**GOAL OF THE EXERCISE:** In the records below, some lines contain the word "name". Copy each of them.

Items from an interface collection

-- Opening Marker --

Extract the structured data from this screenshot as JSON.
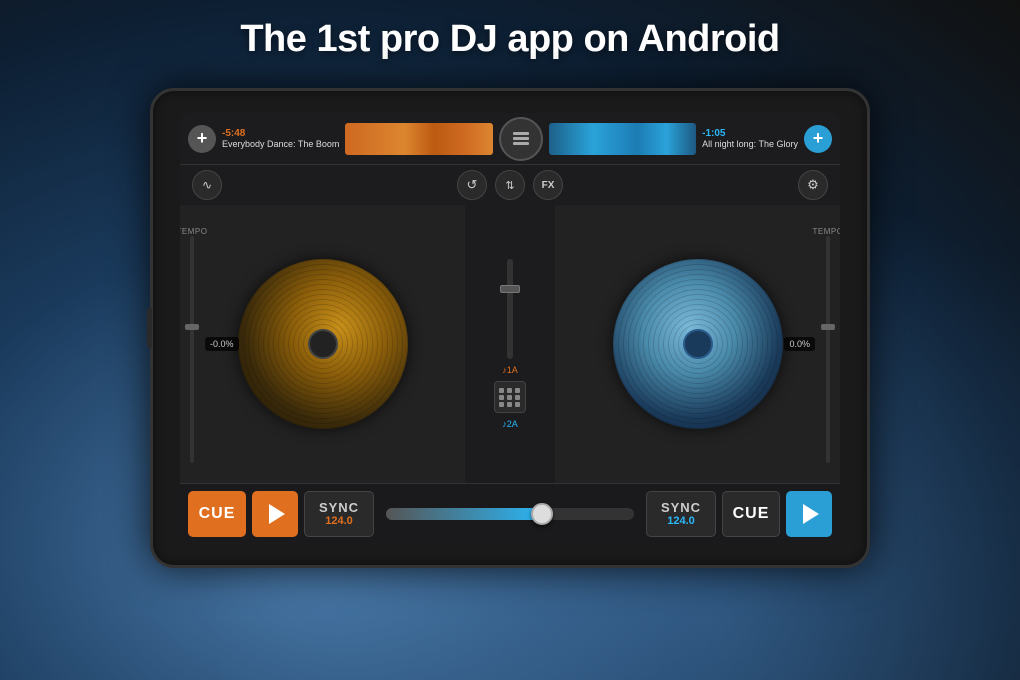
{
  "headline": "The 1st pro DJ app on Android",
  "tablet": {
    "top_bar": {
      "add_left": "+",
      "add_right": "+",
      "track_left": {
        "time": "-5:48",
        "name": "Everybody Dance: The Boom"
      },
      "track_right": {
        "time": "-1:05",
        "name": "All night long: The Glory"
      }
    },
    "controls": {
      "wave_icon": "〜",
      "loop_icon": "↺",
      "eq_icon": "⇕",
      "fx_label": "FX",
      "settings_icon": "⚙"
    },
    "deck_left": {
      "pitch": "-0.0%",
      "key": "♪1A"
    },
    "deck_right": {
      "pitch": "0.0%",
      "key": "♪2A"
    },
    "bottom": {
      "cue_left": "CUE",
      "sync_left_label": "SYNC",
      "sync_left_bpm": "124.0",
      "sync_right_label": "SYNC",
      "sync_right_bpm": "124.0",
      "cue_right": "CUE",
      "tempo_label": "TEMPO"
    }
  }
}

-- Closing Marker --

**TASK ANSWER:**
        "name": "Everybody Dance: The Boom"
        "name": "All night long: The Glory"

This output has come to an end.